Saving Energy, a report released last month by ECOFYS, has found that energy saving benefits have been underestimated as they not only bring direct cost savings but also indirectly reduce energy prices. It is estimated that the indirect impact on energy prices will be equal to the direct impact of the energy savings. In other words, for every €1 of energy cost saving an additional €1 could be saved due to lower energy prices. Net direct savings are predicted to total €107 billion annually by 2020, which will amount to a total net saving of €200 billion per year.

A proposal by the European Commission to instate a two-year ban on the use of pesticides, which are linked to the decline of bee populations, has been rejected by member states with only 13 of 27 nations voting in favour of the ban. Those who voted against the Commissions proposal included the Czech Republic, Greece, Ireland, Lithuania, Hungary, Austria, Portugal, Romania and Slovakia while Spain, Poland, the Netherlands, Italy, Slovenia, Belgium, Denmark, Luxembourg, Malta, France, Sweden, Latvia and Cyprus supported the ban.

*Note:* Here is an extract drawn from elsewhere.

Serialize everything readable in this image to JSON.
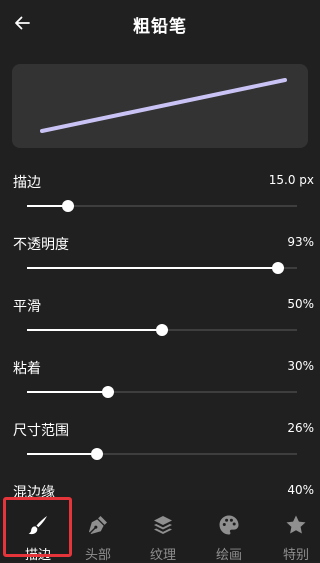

The International Maritime Organisation (IMO) has commissioned another CO2 estimate of its sectors emissions, putting a decision about market-based measures for cutting CO2 on hold. IMO have already received two estimates, the most recent in 2009 finding that shipping was responsible for 2.7% (870m tonnes) of global emissions with exhaust gases cited as the primary source of GHG emissions from ships.

A recent study titled “The Economic benefits of the Natura 2000 Network” has concluded that the Natura 2000 network, an EU wide network of nature protection areas, is worth €300bn a year, the equivalent of 2-3% of EU GDP. This is far over the €6bn per year member states have to spend on maintaining and restoring it, helping strengthen the case for continued or increased funding of nature protection.

Citizens who have been negatively affected by a project built without an environmental impact assessment (EIA), could be due compensation according to a ruling by the EU court. The court was assessing a case brought forward by an Austrian woman who is living next to Vienna airport. She is seeking compensation for the decrease in value to her property caused by noise pollution that has increased as the airport has been expanded. Austria joined the EU in 1996 and is therefore required to submit an EIA to establish whether projects are likely to have significant effects on the environment.

The system used for advisory expert groups for the European Commission is due to be reformed in order to reduce the emphasis towards business interests. Last year DG ENTR conducted an analysis on the balance of stakeholders and identified nineteen groups where industry was over-represented, this has resulted in number of actions being taken. Firstly, they have modified thirteen groups as result of a single call for expressions of interest resulting in fifteen new, non-industry members, being appointed.